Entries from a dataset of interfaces
+--

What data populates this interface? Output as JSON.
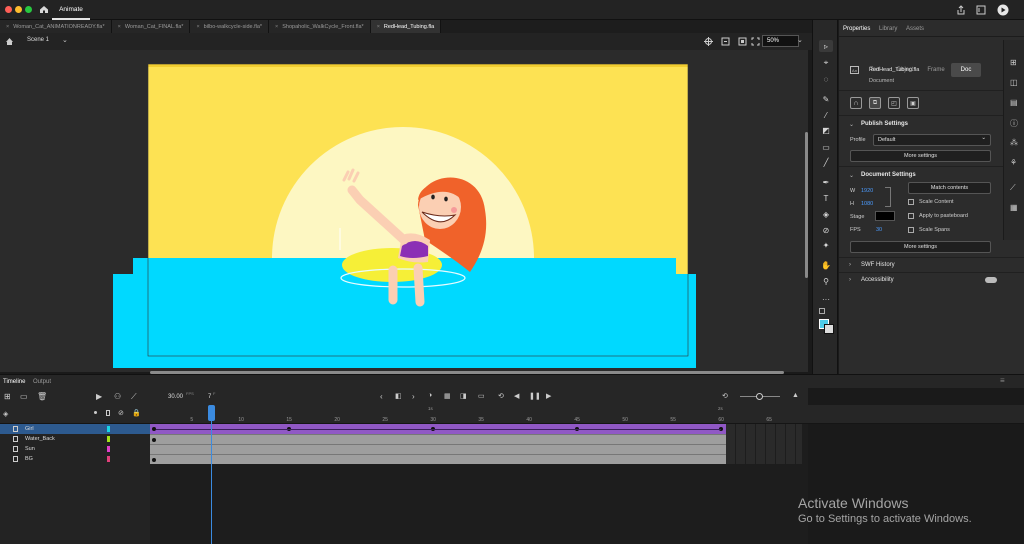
{
  "app": {
    "tab_label": "Animate"
  },
  "doc_tabs": [
    {
      "label": "Woman_Cat_ANIMATIONREADY.fla*",
      "active": false
    },
    {
      "label": "Woman_Cat_FINAL.fla*",
      "active": false
    },
    {
      "label": "bilbo-walkcycle-side.fla*",
      "active": false
    },
    {
      "label": "Shopaholic_WalkCycle_Front.fla*",
      "active": false
    },
    {
      "label": "RedHead_Tubing.fla",
      "active": true
    }
  ],
  "stage_toolbar": {
    "scene": "Scene 1",
    "zoom": "50%"
  },
  "properties": {
    "tabs": [
      "Properties",
      "Library",
      "Assets"
    ],
    "segments": [
      "Tool",
      "Object",
      "Frame",
      "Doc"
    ],
    "file_name": "RedHead_Tubing.fla",
    "file_type": "Document",
    "publish": {
      "title": "Publish Settings",
      "profile_label": "Profile",
      "profile_value": "Default",
      "more": "More settings"
    },
    "document": {
      "title": "Document Settings",
      "w_label": "W",
      "w_value": "1920",
      "h_label": "H",
      "h_value": "1080",
      "match": "Match contents",
      "scale_content": "Scale Content",
      "apply_pasteboard": "Apply to pasteboard",
      "scale_spans": "Scale Spans",
      "stage_label": "Stage",
      "stage_color": "#000000",
      "fps_label": "FPS",
      "fps_value": "30",
      "more": "More settings"
    },
    "swf_history": "SWF History",
    "accessibility": "Accessibility"
  },
  "timeline": {
    "tabs": [
      "Timeline",
      "Output"
    ],
    "fps": "30.00",
    "fps_unit": "FPS",
    "frame": "7",
    "frame_unit": "F",
    "ruler": [
      {
        "n": "5"
      },
      {
        "n": "10"
      },
      {
        "n": "15"
      },
      {
        "n": "20"
      },
      {
        "n": "25"
      },
      {
        "n": "30"
      },
      {
        "n": "35"
      },
      {
        "n": "40"
      },
      {
        "n": "45"
      },
      {
        "n": "50"
      },
      {
        "n": "55"
      },
      {
        "n": "60"
      },
      {
        "n": "65"
      }
    ],
    "second_marks": [
      "1s",
      "2s"
    ],
    "layers": [
      {
        "name": "Girl",
        "color": "#18d6e8",
        "selected": true
      },
      {
        "name": "Water_Back",
        "color": "#a3e01a",
        "selected": false
      },
      {
        "name": "Sun",
        "color": "#e03fc9",
        "selected": false
      },
      {
        "name": "BG",
        "color": "#e0407a",
        "selected": false
      }
    ]
  },
  "watermark": {
    "title": "Activate Windows",
    "subtitle": "Go to Settings to activate Windows."
  },
  "colors": {
    "sky": "#fde253",
    "sun": "#fdf7c2",
    "water": "#00d9ff",
    "tween": "#9058c5",
    "span": "#9e9e9e",
    "accent": "#3b8be0"
  }
}
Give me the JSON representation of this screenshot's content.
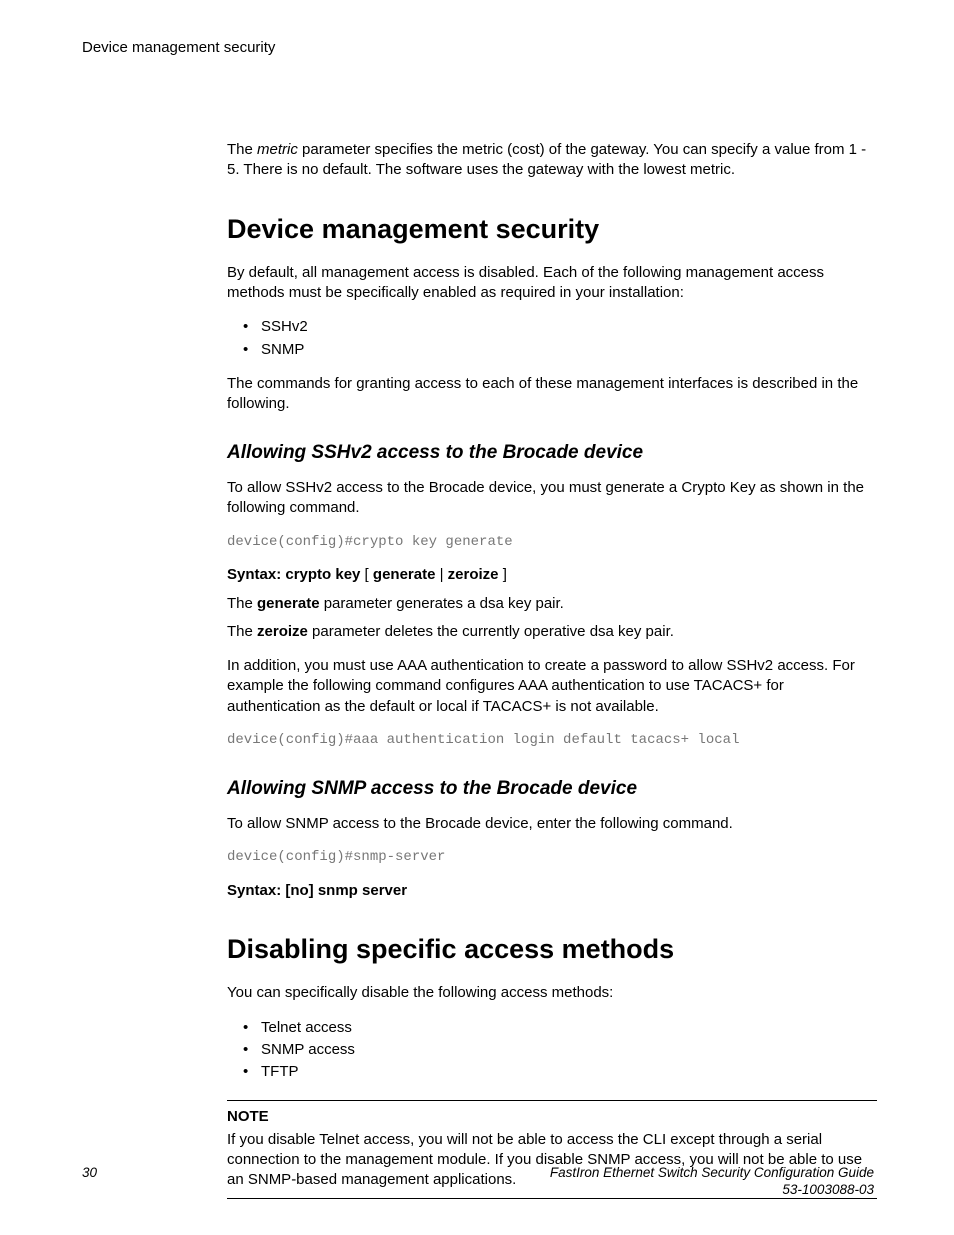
{
  "running_head": "Device management security",
  "intro_para_pre": "The ",
  "intro_param": "metric",
  "intro_para_post": " parameter specifies the metric (cost) of the gateway. You can specify a value from 1 - 5. There is no default. The software uses the gateway with the lowest metric.",
  "h1a": "Device management security",
  "p1": "By default, all management access is disabled. Each of the following management access methods must be specifically enabled as required in your installation:",
  "list1": [
    "SSHv2",
    "SNMP"
  ],
  "p2": "The commands for granting access to each of these management interfaces is described in the following.",
  "h2a": "Allowing SSHv2 access to the Brocade device",
  "p3": "To allow SSHv2 access to the Brocade device, you must generate a Crypto Key as shown in the following command.",
  "code1": "device(config)#crypto key generate",
  "syntax1_pre": "Syntax: crypto key",
  "syntax1_mid_open": " [ ",
  "syntax1_gen": "generate",
  "syntax1_bar": " | ",
  "syntax1_zer": "zeroize",
  "syntax1_close": " ]",
  "p4_pre": "The ",
  "p4_bold": "generate",
  "p4_post": " parameter generates a dsa key pair.",
  "p5_pre": "The ",
  "p5_bold": "zeroize",
  "p5_post": " parameter deletes the currently operative dsa key pair.",
  "p6": "In addition, you must use AAA authentication to create a password to allow SSHv2 access. For example the following command configures AAA authentication to use TACACS+ for authentication as the default or local if TACACS+ is not available.",
  "code2": "device(config)#aaa authentication login default tacacs+ local",
  "h2b": "Allowing SNMP access to the Brocade device",
  "p7": "To allow SNMP access to the Brocade device, enter the following command.",
  "code3": "device(config)#snmp-server",
  "syntax2": "Syntax: [no] snmp server",
  "h1b": "Disabling specific access methods",
  "p8": "You can specifically disable the following access methods:",
  "list2": [
    "Telnet access",
    "SNMP access",
    "TFTP"
  ],
  "note_label": "NOTE",
  "note_body": "If you disable Telnet access, you will not be able to access the CLI except through a serial connection to the management module. If you disable SNMP access, you will not be able to use an SNMP-based management applications.",
  "footer_page": "30",
  "footer_title": "FastIron Ethernet Switch Security Configuration Guide",
  "footer_docnum": "53-1003088-03"
}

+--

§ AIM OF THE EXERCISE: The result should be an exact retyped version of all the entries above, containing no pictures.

§ RESPONSE:
What data populates this interface? Output as JSON.
{
  "app": {
    "tab_label": "Animate"
  },
  "doc_tabs": [
    {
      "label": "Woman_Cat_ANIMATIONREADY.fla*",
      "active": false
    },
    {
      "label": "Woman_Cat_FINAL.fla*",
      "active": false
    },
    {
      "label": "bilbo-walkcycle-side.fla*",
      "active": false
    },
    {
      "label": "Shopaholic_WalkCycle_Front.fla*",
      "active": false
    },
    {
      "label": "RedHead_Tubing.fla",
      "active": true
    }
  ],
  "stage_toolbar": {
    "scene": "Scene 1",
    "zoom": "50%"
  },
  "properties": {
    "tabs": [
      "Properties",
      "Library",
      "Assets"
    ],
    "segments": [
      "Tool",
      "Object",
      "Frame",
      "Doc"
    ],
    "file_name": "RedHead_Tubing.fla",
    "file_type": "Document",
    "publish": {
      "title": "Publish Settings",
      "profile_label": "Profile",
      "profile_value": "Default",
      "more": "More settings"
    },
    "document": {
      "title": "Document Settings",
      "w_label": "W",
      "w_value": "1920",
      "h_label": "H",
      "h_value": "1080",
      "match": "Match contents",
      "scale_content": "Scale Content",
      "apply_pasteboard": "Apply to pasteboard",
      "scale_spans": "Scale Spans",
      "stage_label": "Stage",
      "stage_color": "#000000",
      "fps_label": "FPS",
      "fps_value": "30",
      "more": "More settings"
    },
    "swf_history": "SWF History",
    "accessibility": "Accessibility"
  },
  "timeline": {
    "tabs": [
      "Timeline",
      "Output"
    ],
    "fps": "30.00",
    "fps_unit": "FPS",
    "frame": "7",
    "frame_unit": "F",
    "ruler": [
      {
        "n": "5"
      },
      {
        "n": "10"
      },
      {
        "n": "15"
      },
      {
        "n": "20"
      },
      {
        "n": "25"
      },
      {
        "n": "30"
      },
      {
        "n": "35"
      },
      {
        "n": "40"
      },
      {
        "n": "45"
      },
      {
        "n": "50"
      },
      {
        "n": "55"
      },
      {
        "n": "60"
      },
      {
        "n": "65"
      }
    ],
    "second_marks": [
      "1s",
      "2s"
    ],
    "layers": [
      {
        "name": "Girl",
        "color": "#18d6e8",
        "selected": true
      },
      {
        "name": "Water_Back",
        "color": "#a3e01a",
        "selected": false
      },
      {
        "name": "Sun",
        "color": "#e03fc9",
        "selected": false
      },
      {
        "name": "BG",
        "color": "#e0407a",
        "selected": false
      }
    ]
  },
  "watermark": {
    "title": "Activate Windows",
    "subtitle": "Go to Settings to activate Windows."
  },
  "colors": {
    "sky": "#fde253",
    "sun": "#fdf7c2",
    "water": "#00d9ff",
    "tween": "#9058c5",
    "span": "#9e9e9e",
    "accent": "#3b8be0"
  }
}
Give me the JSON representation of this screenshot's content.
{
  "running_head": "Device management security",
  "intro_para_pre": "The ",
  "intro_param": "metric",
  "intro_para_post": " parameter specifies the metric (cost) of the gateway. You can specify a value from 1 - 5. There is no default. The software uses the gateway with the lowest metric.",
  "h1a": "Device management security",
  "p1": "By default, all management access is disabled. Each of the following management access methods must be specifically enabled as required in your installation:",
  "list1": [
    "SSHv2",
    "SNMP"
  ],
  "p2": "The commands for granting access to each of these management interfaces is described in the following.",
  "h2a": "Allowing SSHv2 access to the Brocade device",
  "p3": "To allow SSHv2 access to the Brocade device, you must generate a Crypto Key as shown in the following command.",
  "code1": "device(config)#crypto key generate",
  "syntax1_pre": "Syntax: crypto key",
  "syntax1_mid_open": " [ ",
  "syntax1_gen": "generate",
  "syntax1_bar": " | ",
  "syntax1_zer": "zeroize",
  "syntax1_close": " ]",
  "p4_pre": "The ",
  "p4_bold": "generate",
  "p4_post": " parameter generates a dsa key pair.",
  "p5_pre": "The ",
  "p5_bold": "zeroize",
  "p5_post": " parameter deletes the currently operative dsa key pair.",
  "p6": "In addition, you must use AAA authentication to create a password to allow SSHv2 access. For example the following command configures AAA authentication to use TACACS+ for authentication as the default or local if TACACS+ is not available.",
  "code2": "device(config)#aaa authentication login default tacacs+ local",
  "h2b": "Allowing SNMP access to the Brocade device",
  "p7": "To allow SNMP access to the Brocade device, enter the following command.",
  "code3": "device(config)#snmp-server",
  "syntax2": "Syntax: [no] snmp server",
  "h1b": "Disabling specific access methods",
  "p8": "You can specifically disable the following access methods:",
  "list2": [
    "Telnet access",
    "SNMP access",
    "TFTP"
  ],
  "note_label": "NOTE",
  "note_body": "If you disable Telnet access, you will not be able to access the CLI except through a serial connection to the management module. If you disable SNMP access, you will not be able to use an SNMP-based management applications.",
  "footer_page": "30",
  "footer_title": "FastIron Ethernet Switch Security Configuration Guide",
  "footer_docnum": "53-1003088-03"
}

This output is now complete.